Download working paper from here.

Investor approaches to biodiversity bring resource risks to companies

With the world facing a biodiversity and nature crisis, there are numerous calls for investors to encourage the companies in which they invest to address the issue, to mititgate their negative impacts and to regenerate where possible.

And investors are acting through an ever increasing number of initiatives and programmes.


... much investor activity in the space involves the development of highly-structured data frameworks that ultimately companies will be asked to populate.

There are - to our way of thinking - four problems with this approach:

  • [a] Only the specialist investment strategy of 'quants' investment can actually use big datasets for investment decision-making (... and there are very few sustainable 'quants investors)
    • Active and passive investors don't really have the systems for processing big datasets
  • [b] Biodiversity is - by definition - diverse
    • ... so one-size-fits-all top-down solutions are wholly inappropriate to the problem at hand
  • [c] Investor exposure to the particular problems of nature and biodiversity is substantially limited
    • By virtue of ownership patterns within the relevant sectors, investors have much more direct exposure to other sustainability issues

These three issues are covered in detail in a separate working paper: This email address is being protected from spambots. You need JavaScript enabled to view it.

Our interest today lies in the fourth problem:

  • d] Demand for framework-compatible data on companies' nature and biodiversity impact will prove impossibly resource-intensive for companies to collect - particularly given the limited investment and environmental impact that is likely to ensue
    • ... unless companies start communicating pro-actively to investors on a company-by-company basis on their nature and biodiversity exposures

We assessed the investor presentations of 69 companies with exposure to food and fibre value chains to understand how they are communicating directly to investors on their exposure to and management of biodiversity and nature-related to risks.

We wanted to find out whether these communications were fundamental and substantive enough for companies to be able to argue credibly that investors should consider these issues on a bottom-up, company-by-company basis.  (If not, it is likely that investors will pursue their top-down, data demanding approaches).
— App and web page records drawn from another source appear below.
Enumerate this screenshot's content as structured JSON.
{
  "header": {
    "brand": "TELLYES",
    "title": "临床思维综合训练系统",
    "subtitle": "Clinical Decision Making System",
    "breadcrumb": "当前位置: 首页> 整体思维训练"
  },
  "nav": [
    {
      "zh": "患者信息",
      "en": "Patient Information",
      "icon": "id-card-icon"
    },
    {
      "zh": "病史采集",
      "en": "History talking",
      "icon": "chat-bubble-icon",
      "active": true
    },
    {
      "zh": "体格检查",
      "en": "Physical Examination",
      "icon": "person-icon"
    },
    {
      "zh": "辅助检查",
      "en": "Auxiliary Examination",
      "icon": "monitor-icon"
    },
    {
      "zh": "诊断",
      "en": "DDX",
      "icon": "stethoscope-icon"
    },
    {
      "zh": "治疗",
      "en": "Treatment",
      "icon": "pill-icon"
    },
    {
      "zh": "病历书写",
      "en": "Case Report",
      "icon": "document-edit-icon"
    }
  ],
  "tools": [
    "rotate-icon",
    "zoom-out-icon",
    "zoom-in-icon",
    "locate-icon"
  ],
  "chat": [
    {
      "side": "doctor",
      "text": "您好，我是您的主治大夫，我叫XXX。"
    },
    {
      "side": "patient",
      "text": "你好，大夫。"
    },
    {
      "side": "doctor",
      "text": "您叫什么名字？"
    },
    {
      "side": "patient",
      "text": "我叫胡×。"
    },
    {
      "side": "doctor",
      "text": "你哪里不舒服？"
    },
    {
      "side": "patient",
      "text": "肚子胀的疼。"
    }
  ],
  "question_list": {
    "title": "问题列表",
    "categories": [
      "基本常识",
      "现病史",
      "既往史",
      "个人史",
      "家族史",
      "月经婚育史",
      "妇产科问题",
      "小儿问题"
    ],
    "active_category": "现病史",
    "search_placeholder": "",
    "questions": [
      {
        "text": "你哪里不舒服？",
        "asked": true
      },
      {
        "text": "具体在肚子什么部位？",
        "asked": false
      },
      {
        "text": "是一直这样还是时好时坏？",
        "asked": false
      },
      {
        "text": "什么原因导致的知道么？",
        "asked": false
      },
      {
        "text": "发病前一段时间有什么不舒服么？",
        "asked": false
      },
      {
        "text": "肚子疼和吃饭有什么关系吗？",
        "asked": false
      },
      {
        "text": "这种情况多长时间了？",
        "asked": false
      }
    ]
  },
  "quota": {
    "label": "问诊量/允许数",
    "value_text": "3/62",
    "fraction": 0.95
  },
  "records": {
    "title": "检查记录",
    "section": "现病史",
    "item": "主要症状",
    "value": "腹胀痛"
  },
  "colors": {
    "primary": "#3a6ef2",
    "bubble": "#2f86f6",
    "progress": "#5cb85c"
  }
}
Are companies communicating pro-actively to investors on their nature and biodiversity exposures?

In their presentations to investors ('mainstream' or specialist sustainability), do companies:

  • Mention biodiversity and nature issues at all?
    • If so, which ones?
  • Articulate the connection between these issues and the business operations of the company?
    • If so, how?
  • Do companies declare tangible objectives for reducing their negative impact and enhancing their positive impact on nature and biodiversity?
    • If so, are these objectives quantified?
  • Do companies articulate the impact of biodiversity on the key value drivers of their business?
    • If so, how?
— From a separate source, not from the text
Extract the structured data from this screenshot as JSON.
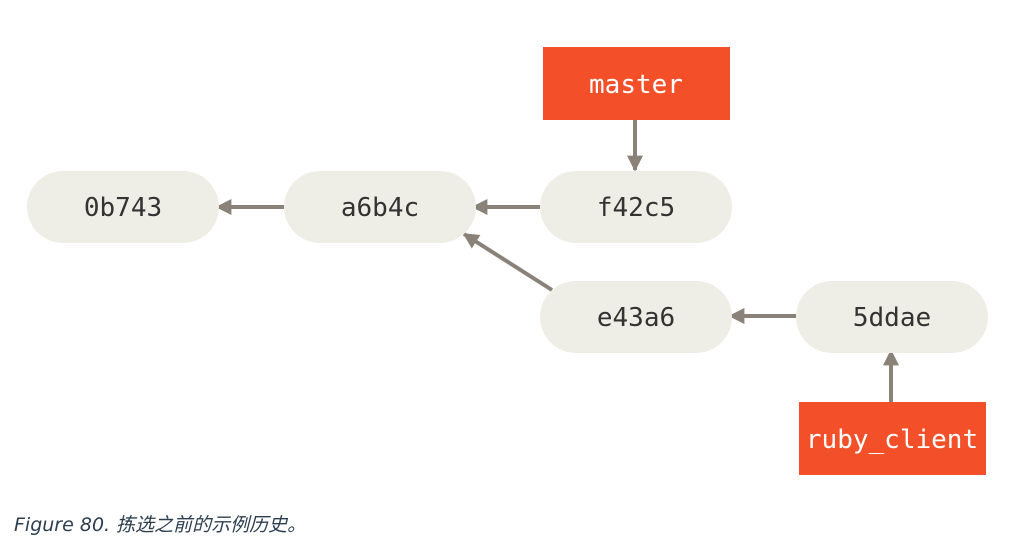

Commodity, materiality, partnership & justice

Although we find that disappointingly few companies (in the sectors that are most exposed to these issues) are communicating proactively to investors on these issues, we found some interesting examples of best practice which point us towards the relevance of:
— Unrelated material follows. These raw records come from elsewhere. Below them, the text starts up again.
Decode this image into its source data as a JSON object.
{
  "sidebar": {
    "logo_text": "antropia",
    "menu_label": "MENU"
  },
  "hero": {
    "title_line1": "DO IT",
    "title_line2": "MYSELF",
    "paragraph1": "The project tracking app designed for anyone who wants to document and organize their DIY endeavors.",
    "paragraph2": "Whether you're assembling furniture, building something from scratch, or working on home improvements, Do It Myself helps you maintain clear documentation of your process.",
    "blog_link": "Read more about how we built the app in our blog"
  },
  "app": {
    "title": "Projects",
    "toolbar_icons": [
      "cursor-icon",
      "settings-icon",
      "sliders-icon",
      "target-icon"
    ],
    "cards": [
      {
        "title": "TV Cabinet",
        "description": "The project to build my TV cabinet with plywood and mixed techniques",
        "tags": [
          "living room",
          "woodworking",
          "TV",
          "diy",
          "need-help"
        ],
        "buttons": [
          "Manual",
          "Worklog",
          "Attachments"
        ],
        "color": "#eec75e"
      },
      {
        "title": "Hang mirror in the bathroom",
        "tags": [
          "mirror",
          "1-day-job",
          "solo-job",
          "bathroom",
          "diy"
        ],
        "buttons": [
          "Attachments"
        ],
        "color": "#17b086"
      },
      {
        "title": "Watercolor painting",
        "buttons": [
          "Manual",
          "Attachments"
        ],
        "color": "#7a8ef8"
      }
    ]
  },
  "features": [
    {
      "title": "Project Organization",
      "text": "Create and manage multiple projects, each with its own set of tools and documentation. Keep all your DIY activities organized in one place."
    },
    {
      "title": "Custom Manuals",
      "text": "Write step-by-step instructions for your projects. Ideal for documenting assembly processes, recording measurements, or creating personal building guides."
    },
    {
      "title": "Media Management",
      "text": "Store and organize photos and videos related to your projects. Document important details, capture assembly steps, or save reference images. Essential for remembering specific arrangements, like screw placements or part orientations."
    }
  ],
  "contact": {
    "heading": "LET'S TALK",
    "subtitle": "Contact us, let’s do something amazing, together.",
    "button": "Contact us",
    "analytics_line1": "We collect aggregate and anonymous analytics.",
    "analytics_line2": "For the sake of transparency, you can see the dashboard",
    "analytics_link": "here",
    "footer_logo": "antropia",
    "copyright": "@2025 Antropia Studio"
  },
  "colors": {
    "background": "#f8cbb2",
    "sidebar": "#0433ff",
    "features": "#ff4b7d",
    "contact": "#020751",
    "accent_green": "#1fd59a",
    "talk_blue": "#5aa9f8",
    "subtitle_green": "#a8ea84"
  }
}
  • Focussing on the soft commodities that are most relevant to each company's specific value drivers
  • Using a materiality matrix to contextualise nature and biodiversity issues alongside the other issues that companies face
  • Communicating the nature and extent of supply chain partnerships
  • Ensuring that the welfare of agricultural suppliers is hard-wired into any nature- or biodiversity-focused initiatives

Actions companies can take

Any companies that understand how the issues of nature and biodiversity are important to their business but are worried that: 

  • they are nuanced and value-chain specific - in a way that makes them unsuited to top-down metrics
  • such a top-down framework of data will be too resource-intensive to populate

… could

  • review our working paper to identify ways of communicating effectively on these issues within investors 
  • ensure that these topics are covered in their direct presentations to investors in 2022

More generally, companies that want to improve the efficiency of their communications on sustainability with investors can review www.sustainable-ir.com for best practice case studies and support.